Having secured all the key players around the table, the next step is to understand the demand. There is an oft perpetuated myth that demand is unpredictable and can’t be adequately provided for; yet analysis shows that the variation from the mean in any given hour is rarely more than 50%. The reason for queues is mainly that demand has not been fully determined and capacity requirements matched to demand; if this is not examined in depth, and across all pathways then delays will occur. An important step is thus to assess demand and capacity at all parts of the urgent care system.
The variation in demand for urgent care services is predictable, the NHS Alliance argued, and it might be true that your CCG already has the systems in place to create forecasts based on past A&E usage data.

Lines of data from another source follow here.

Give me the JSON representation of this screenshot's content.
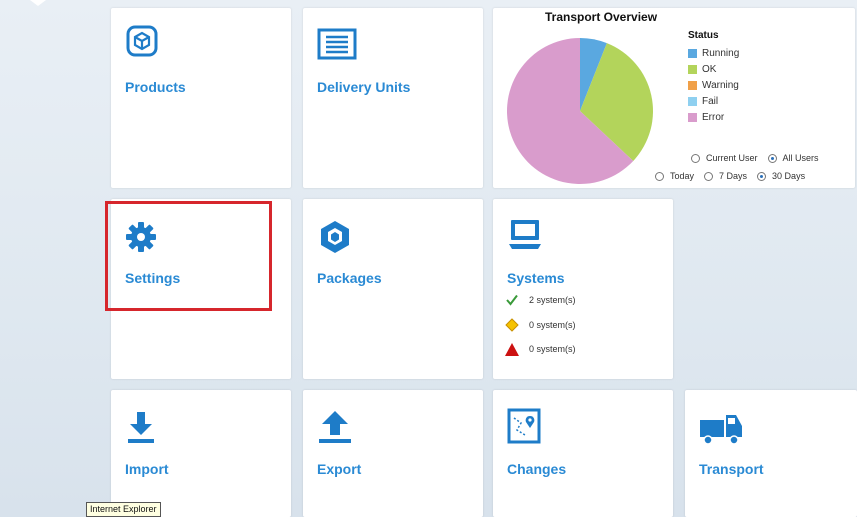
{
  "tiles": {
    "products": "Products",
    "delivery_units": "Delivery Units",
    "settings": "Settings",
    "packages": "Packages",
    "systems": "Systems",
    "import": "Import",
    "export": "Export",
    "changes": "Changes",
    "transport": "Transport"
  },
  "overview": {
    "title": "Transport Overview",
    "legend_title": "Status",
    "legend": [
      {
        "label": "Running",
        "color": "#5aa8e0"
      },
      {
        "label": "OK",
        "color": "#b3d45b"
      },
      {
        "label": "Warning",
        "color": "#f0a048"
      },
      {
        "label": "Fail",
        "color": "#8fd0f0"
      },
      {
        "label": "Error",
        "color": "#d99ccc"
      }
    ],
    "user_filter": {
      "current_user": "Current User",
      "all_users": "All Users",
      "selected": "All Users"
    },
    "time_filter": {
      "today": "Today",
      "seven_days": "7 Days",
      "thirty_days": "30 Days",
      "selected": "30 Days"
    }
  },
  "chart_data": {
    "type": "pie",
    "title": "Transport Overview",
    "legend_title": "Status",
    "slices": [
      {
        "label": "Running",
        "value": 6
      },
      {
        "label": "OK",
        "value": 31
      },
      {
        "label": "Warning",
        "value": 0
      },
      {
        "label": "Fail",
        "value": 0
      },
      {
        "label": "Error",
        "value": 63
      }
    ],
    "legend_placement": "right"
  },
  "systems_status": [
    {
      "icon": "check-icon",
      "text": "2 system(s)",
      "color": "#3a9a3a"
    },
    {
      "icon": "warning-diamond-icon",
      "text": "0 system(s)",
      "color": "#f0b400"
    },
    {
      "icon": "error-triangle-icon",
      "text": "0 system(s)",
      "color": "#cc1111"
    }
  ],
  "tooltip": "Internet Explorer",
  "colors": {
    "accent": "#2a8ad4",
    "highlight": "#d6262c"
  }
}
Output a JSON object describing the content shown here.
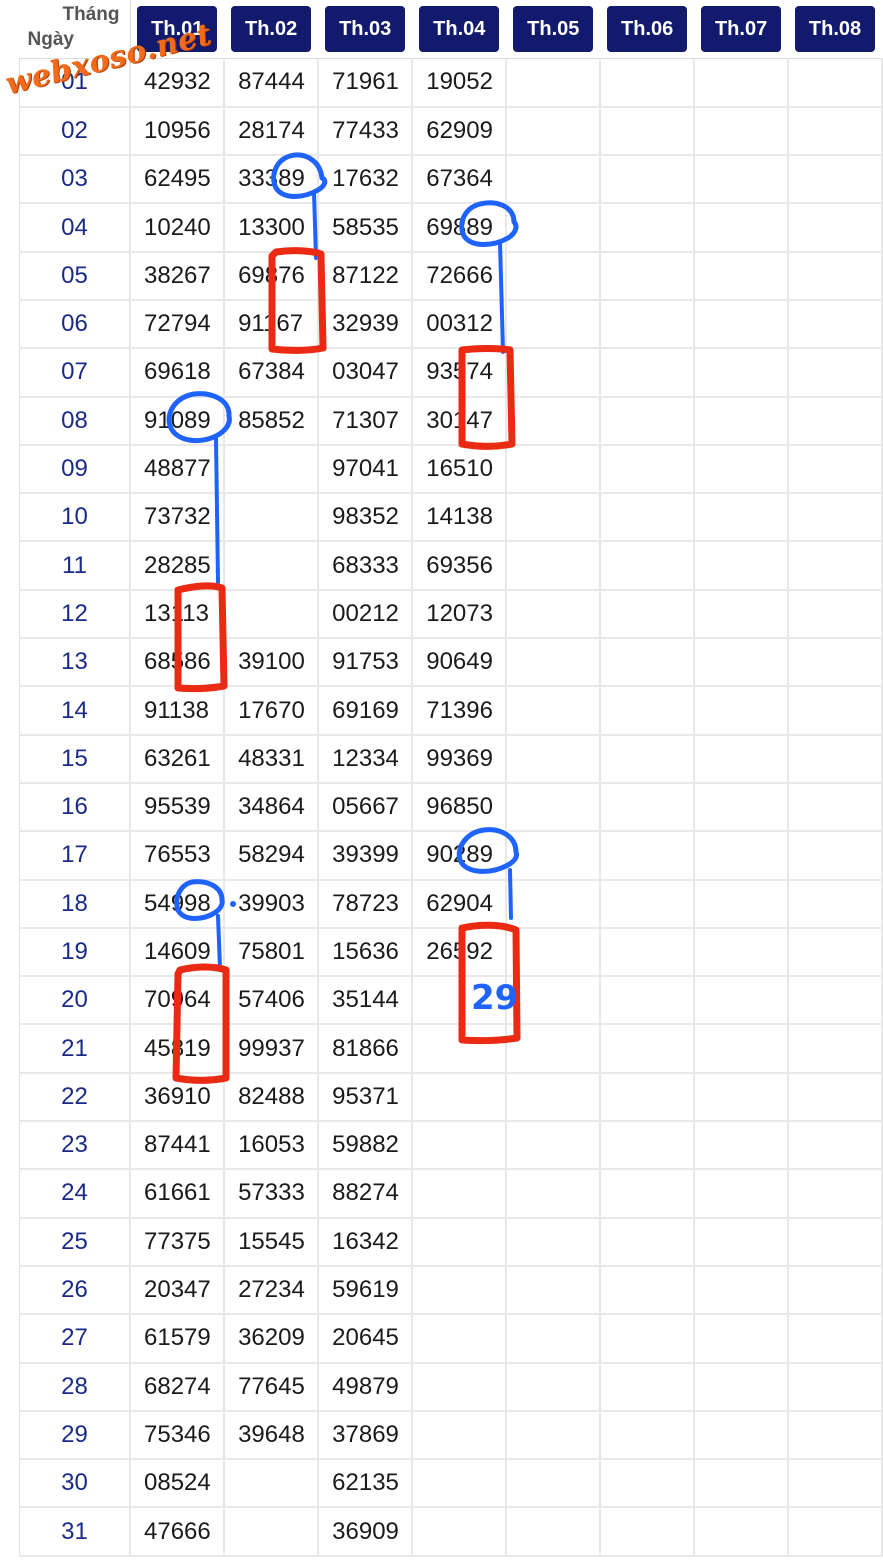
{
  "header": {
    "corner_top": "Tháng",
    "corner_bottom": "Ngày",
    "months": [
      "Th.01",
      "Th.02",
      "Th.03",
      "Th.04",
      "Th.05",
      "Th.06",
      "Th.07",
      "Th.08"
    ]
  },
  "rows": [
    {
      "day": "01",
      "values": [
        "42932",
        "87444",
        "71961",
        "19052",
        "",
        "",
        "",
        ""
      ]
    },
    {
      "day": "02",
      "values": [
        "10956",
        "28174",
        "77433",
        "62909",
        "",
        "",
        "",
        ""
      ]
    },
    {
      "day": "03",
      "values": [
        "62495",
        "33389",
        "17632",
        "67364",
        "",
        "",
        "",
        ""
      ]
    },
    {
      "day": "04",
      "values": [
        "10240",
        "13300",
        "58535",
        "69889",
        "",
        "",
        "",
        ""
      ]
    },
    {
      "day": "05",
      "values": [
        "38267",
        "69876",
        "87122",
        "72666",
        "",
        "",
        "",
        ""
      ]
    },
    {
      "day": "06",
      "values": [
        "72794",
        "91167",
        "32939",
        "00312",
        "",
        "",
        "",
        ""
      ]
    },
    {
      "day": "07",
      "values": [
        "69618",
        "67384",
        "03047",
        "93574",
        "",
        "",
        "",
        ""
      ]
    },
    {
      "day": "08",
      "values": [
        "91089",
        "85852",
        "71307",
        "30147",
        "",
        "",
        "",
        ""
      ]
    },
    {
      "day": "09",
      "values": [
        "48877",
        "",
        "97041",
        "16510",
        "",
        "",
        "",
        ""
      ]
    },
    {
      "day": "10",
      "values": [
        "73732",
        "",
        "98352",
        "14138",
        "",
        "",
        "",
        ""
      ]
    },
    {
      "day": "11",
      "values": [
        "28285",
        "",
        "68333",
        "69356",
        "",
        "",
        "",
        ""
      ]
    },
    {
      "day": "12",
      "values": [
        "13113",
        "",
        "00212",
        "12073",
        "",
        "",
        "",
        ""
      ]
    },
    {
      "day": "13",
      "values": [
        "68586",
        "39100",
        "91753",
        "90649",
        "",
        "",
        "",
        ""
      ]
    },
    {
      "day": "14",
      "values": [
        "91138",
        "17670",
        "69169",
        "71396",
        "",
        "",
        "",
        ""
      ]
    },
    {
      "day": "15",
      "values": [
        "63261",
        "48331",
        "12334",
        "99369",
        "",
        "",
        "",
        ""
      ]
    },
    {
      "day": "16",
      "values": [
        "95539",
        "34864",
        "05667",
        "96850",
        "",
        "",
        "",
        ""
      ]
    },
    {
      "day": "17",
      "values": [
        "76553",
        "58294",
        "39399",
        "90289",
        "",
        "",
        "",
        ""
      ]
    },
    {
      "day": "18",
      "values": [
        "54998",
        "39903",
        "78723",
        "62904",
        "",
        "",
        "",
        ""
      ]
    },
    {
      "day": "19",
      "values": [
        "14609",
        "75801",
        "15636",
        "26592",
        "",
        "",
        "",
        ""
      ]
    },
    {
      "day": "20",
      "values": [
        "70964",
        "57406",
        "35144",
        "",
        "",
        "",
        "",
        ""
      ]
    },
    {
      "day": "21",
      "values": [
        "45819",
        "99937",
        "81866",
        "",
        "",
        "",
        "",
        ""
      ]
    },
    {
      "day": "22",
      "values": [
        "36910",
        "82488",
        "95371",
        "",
        "",
        "",
        "",
        ""
      ]
    },
    {
      "day": "23",
      "values": [
        "87441",
        "16053",
        "59882",
        "",
        "",
        "",
        "",
        ""
      ]
    },
    {
      "day": "24",
      "values": [
        "61661",
        "57333",
        "88274",
        "",
        "",
        "",
        "",
        ""
      ]
    },
    {
      "day": "25",
      "values": [
        "77375",
        "15545",
        "16342",
        "",
        "",
        "",
        "",
        ""
      ]
    },
    {
      "day": "26",
      "values": [
        "20347",
        "27234",
        "59619",
        "",
        "",
        "",
        "",
        ""
      ]
    },
    {
      "day": "27",
      "values": [
        "61579",
        "36209",
        "20645",
        "",
        "",
        "",
        "",
        ""
      ]
    },
    {
      "day": "28",
      "values": [
        "68274",
        "77645",
        "49879",
        "",
        "",
        "",
        "",
        ""
      ]
    },
    {
      "day": "29",
      "values": [
        "75346",
        "39648",
        "37869",
        "",
        "",
        "",
        "",
        ""
      ]
    },
    {
      "day": "30",
      "values": [
        "08524",
        "",
        "62135",
        "",
        "",
        "",
        "",
        ""
      ]
    },
    {
      "day": "31",
      "values": [
        "47666",
        "",
        "36909",
        "",
        "",
        "",
        "",
        ""
      ]
    }
  ],
  "watermark": "webxoso.net",
  "handwritten_note": "29",
  "colors": {
    "header_button": "#121a6e",
    "day_text": "#1a2a88",
    "circle_marker": "#1f63ff",
    "box_marker": "#ea2a12",
    "watermark": "#f26a1b"
  }
}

The Alliance report adds that the evidence suggests opening new services is opening up new demand for services, only some of which is for urgent care., and that commissioners consider if they are adding value to the local health economy or not .

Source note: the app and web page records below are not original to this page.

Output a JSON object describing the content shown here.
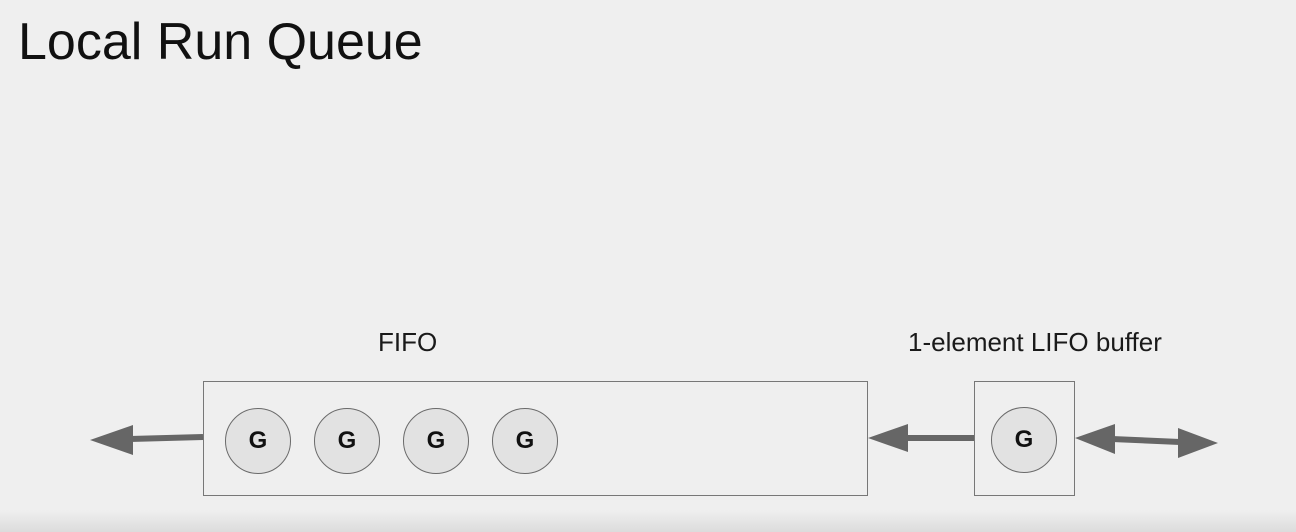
{
  "title": "Local Run Queue",
  "fifo": {
    "label": "FIFO",
    "items": [
      "G",
      "G",
      "G",
      "G"
    ]
  },
  "lifo": {
    "label": "1-element LIFO buffer",
    "item": "G"
  },
  "colors": {
    "background": "#efefef",
    "arrow": "#666666",
    "circle_fill": "#e2e2e2",
    "border": "#777777"
  }
}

Knowing the demand and current capacity is only one part of this complex jigsaw. The next step is to review the current evidence on the different types of services: and in urgent care there are many, ranging from GPs in A&E to intermediate care facilities to case management. Evidence is crucially important. All too often services are commissioned with little or no regard to the evidence of their success: frequently relying on little more than the odd anecdote.
Much has been written on the effectiveness of services and the Kings Fund article looks into this in depth. Often it is disappointing to find that there is little evidence for ‘pet’ services. We know for example, that public education to dissuade people away from attending A&E often yields little benefit in terms of behaviour change yet we race forward assuming that ‘this time’ it will be different. Much supportive evidence exists: evidence for strategies such as early senior clinical assessments, or the use of tele-medicine in heart failure: so focus on what works and not pet projects.
Data and measurement are crucial to all areas of commissioning. I’m reminded of the old saying, ‘if you can’t measure it you can’t manage it’: however it is important to get the measures right. It’s far better to have a few accurate and timely measures than lots of poor measures that are so out of date that they are of no use for management.
5 Join up services
There is a desperate need to integrate the care we commission. We are renown at dividing care into neat boxes of primary, secondary, ambulance or social care, yet our patients don’t recognise these boundaries: naturally they expect the care they receive to be seamless; why wouldn’t it be? There is a real need for integration across these artificial boundaries. All too often this is seen to require organisational merger high complex and difficult to achieve: however this is not the case.
Commissioners need to commission joined up seamless services, providers then work to deliver this and merger is only one amongst many ways of delivering, what after all are relatively simple commissioning objectives. Outcomes and measure of outcomes are important here and commissioners need to give careful though to what the measure are that will drive integration. This is perhaps best exemplified in the artificial divide between health and social care. Many areas have pooled budgets between the two systems but all too often in reality it is two separate pools: an artificial divide that fails to adequately meet the needs of the frail elderly.
Paul Zollinger-Read is a medical advisor and primary care lead at the King’s Fund, and a former director of commissioning development for NHS Midlands and East.
Guthrie D, Davies H, Greig G et al. Delivering health care through managed clinical networks(MCNs): lessons from the North. National Institute for Health Research Service Delivery and Organisation programme. http://tinyurl.com/7v9anxa